» About this exercise: Your job is to copy every record exactly.

Excerpts from an interface dataset
######
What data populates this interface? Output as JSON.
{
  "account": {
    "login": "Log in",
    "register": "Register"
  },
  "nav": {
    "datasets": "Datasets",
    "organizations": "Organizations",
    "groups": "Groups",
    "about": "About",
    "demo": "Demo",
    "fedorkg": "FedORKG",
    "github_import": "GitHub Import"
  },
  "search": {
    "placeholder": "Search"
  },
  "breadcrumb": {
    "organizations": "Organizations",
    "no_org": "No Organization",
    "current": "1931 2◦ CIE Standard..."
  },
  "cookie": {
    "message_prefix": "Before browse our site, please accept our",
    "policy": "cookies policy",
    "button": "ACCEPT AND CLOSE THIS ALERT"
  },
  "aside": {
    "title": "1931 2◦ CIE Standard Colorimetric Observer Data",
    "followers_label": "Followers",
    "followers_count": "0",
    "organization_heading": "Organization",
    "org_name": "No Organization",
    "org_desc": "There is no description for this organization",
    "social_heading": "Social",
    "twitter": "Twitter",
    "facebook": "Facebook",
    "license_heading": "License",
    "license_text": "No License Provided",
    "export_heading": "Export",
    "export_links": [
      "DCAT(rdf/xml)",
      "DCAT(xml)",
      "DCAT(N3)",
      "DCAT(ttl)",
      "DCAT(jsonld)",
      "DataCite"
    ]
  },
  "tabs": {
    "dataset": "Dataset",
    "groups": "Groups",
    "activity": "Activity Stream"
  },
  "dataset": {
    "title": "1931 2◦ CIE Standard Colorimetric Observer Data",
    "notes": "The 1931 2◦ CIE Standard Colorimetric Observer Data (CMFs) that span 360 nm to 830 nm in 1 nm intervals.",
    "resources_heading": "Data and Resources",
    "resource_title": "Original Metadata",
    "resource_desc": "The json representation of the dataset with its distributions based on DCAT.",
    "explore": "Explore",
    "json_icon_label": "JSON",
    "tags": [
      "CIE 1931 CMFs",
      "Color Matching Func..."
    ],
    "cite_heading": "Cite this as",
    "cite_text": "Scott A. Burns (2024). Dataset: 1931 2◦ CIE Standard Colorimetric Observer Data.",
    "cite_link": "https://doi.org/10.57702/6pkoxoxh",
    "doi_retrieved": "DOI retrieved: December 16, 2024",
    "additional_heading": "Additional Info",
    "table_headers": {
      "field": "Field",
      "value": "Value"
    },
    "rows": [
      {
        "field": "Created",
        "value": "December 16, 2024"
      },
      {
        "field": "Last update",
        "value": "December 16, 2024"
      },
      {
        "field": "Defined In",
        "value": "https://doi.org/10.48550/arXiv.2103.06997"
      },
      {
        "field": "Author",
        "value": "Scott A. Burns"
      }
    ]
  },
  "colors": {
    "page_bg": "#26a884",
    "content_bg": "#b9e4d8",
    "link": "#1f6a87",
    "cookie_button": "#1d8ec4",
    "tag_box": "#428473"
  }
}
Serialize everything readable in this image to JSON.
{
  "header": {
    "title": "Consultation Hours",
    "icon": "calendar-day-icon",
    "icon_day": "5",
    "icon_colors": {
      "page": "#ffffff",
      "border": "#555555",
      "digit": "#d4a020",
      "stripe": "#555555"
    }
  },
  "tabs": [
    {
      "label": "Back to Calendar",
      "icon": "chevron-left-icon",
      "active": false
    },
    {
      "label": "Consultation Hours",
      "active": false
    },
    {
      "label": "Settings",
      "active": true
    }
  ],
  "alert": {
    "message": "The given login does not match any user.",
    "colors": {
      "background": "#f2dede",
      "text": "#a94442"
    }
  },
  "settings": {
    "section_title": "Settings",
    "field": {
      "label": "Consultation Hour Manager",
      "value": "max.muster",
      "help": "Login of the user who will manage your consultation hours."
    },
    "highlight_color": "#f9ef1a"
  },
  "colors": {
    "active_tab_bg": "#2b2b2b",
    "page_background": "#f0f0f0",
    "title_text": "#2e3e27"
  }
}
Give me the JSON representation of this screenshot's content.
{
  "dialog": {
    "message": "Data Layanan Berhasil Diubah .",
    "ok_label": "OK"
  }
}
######
» Your solution:
What data populates this interface? Output as JSON.
{
  "account": {
    "login": "Log in",
    "register": "Register"
  },
  "nav": {
    "datasets": "Datasets",
    "organizations": "Organizations",
    "groups": "Groups",
    "about": "About",
    "demo": "Demo",
    "fedorkg": "FedORKG",
    "github_import": "GitHub Import"
  },
  "search": {
    "placeholder": "Search"
  },
  "breadcrumb": {
    "organizations": "Organizations",
    "no_org": "No Organization",
    "current": "1931 2◦ CIE Standard..."
  },
  "cookie": {
    "message_prefix": "Before browse our site, please accept our",
    "policy": "cookies policy",
    "button": "ACCEPT AND CLOSE THIS ALERT"
  },
  "aside": {
    "title": "1931 2◦ CIE Standard Colorimetric Observer Data",
    "followers_label": "Followers",
    "followers_count": "0",
    "organization_heading": "Organization",
    "org_name": "No Organization",
    "org_desc": "There is no description for this organization",
    "social_heading": "Social",
    "twitter": "Twitter",
    "facebook": "Facebook",
    "license_heading": "License",
    "license_text": "No License Provided",
    "export_heading": "Export",
    "export_links": [
      "DCAT(rdf/xml)",
      "DCAT(xml)",
      "DCAT(N3)",
      "DCAT(ttl)",
      "DCAT(jsonld)",
      "DataCite"
    ]
  },
  "tabs": {
    "dataset": "Dataset",
    "groups": "Groups",
    "activity": "Activity Stream"
  },
  "dataset": {
    "title": "1931 2◦ CIE Standard Colorimetric Observer Data",
    "notes": "The 1931 2◦ CIE Standard Colorimetric Observer Data (CMFs) that span 360 nm to 830 nm in 1 nm intervals.",
    "resources_heading": "Data and Resources",
    "resource_title": "Original Metadata",
    "resource_desc": "The json representation of the dataset with its distributions based on DCAT.",
    "explore": "Explore",
    "json_icon_label": "JSON",
    "tags": [
      "CIE 1931 CMFs",
      "Color Matching Func..."
    ],
    "cite_heading": "Cite this as",
    "cite_text": "Scott A. Burns (2024). Dataset: 1931 2◦ CIE Standard Colorimetric Observer Data.",
    "cite_link": "https://doi.org/10.57702/6pkoxoxh",
    "doi_retrieved": "DOI retrieved: December 16, 2024",
    "additional_heading": "Additional Info",
    "table_headers": {
      "field": "Field",
      "value": "Value"
    },
    "rows": [
      {
        "field": "Created",
        "value": "December 16, 2024"
      },
      {
        "field": "Last update",
        "value": "December 16, 2024"
      },
      {
        "field": "Defined In",
        "value": "https://doi.org/10.48550/arXiv.2103.06997"
      },
      {
        "field": "Author",
        "value": "Scott A. Burns"
      }
    ]
  },
  "colors": {
    "page_bg": "#26a884",
    "content_bg": "#b9e4d8",
    "link": "#1f6a87",
    "cookie_button": "#1d8ec4",
    "tag_box": "#428473"
  }
}
Serialize everything readable in this image to JSON.
{
  "header": {
    "title": "Consultation Hours",
    "icon": "calendar-day-icon",
    "icon_day": "5",
    "icon_colors": {
      "page": "#ffffff",
      "border": "#555555",
      "digit": "#d4a020",
      "stripe": "#555555"
    }
  },
  "tabs": [
    {
      "label": "Back to Calendar",
      "icon": "chevron-left-icon",
      "active": false
    },
    {
      "label": "Consultation Hours",
      "active": false
    },
    {
      "label": "Settings",
      "active": true
    }
  ],
  "alert": {
    "message": "The given login does not match any user.",
    "colors": {
      "background": "#f2dede",
      "text": "#a94442"
    }
  },
  "settings": {
    "section_title": "Settings",
    "field": {
      "label": "Consultation Hour Manager",
      "value": "max.muster",
      "help": "Login of the user who will manage your consultation hours."
    },
    "highlight_color": "#f9ef1a"
  },
  "colors": {
    "active_tab_bg": "#2b2b2b",
    "page_background": "#f0f0f0",
    "title_text": "#2e3e27"
  }
}
Give me the JSON representation of this screenshot's content.
{
  "dialog": {
    "message": "Data Layanan Berhasil Diubah .",
    "ok_label": "OK"
  }
}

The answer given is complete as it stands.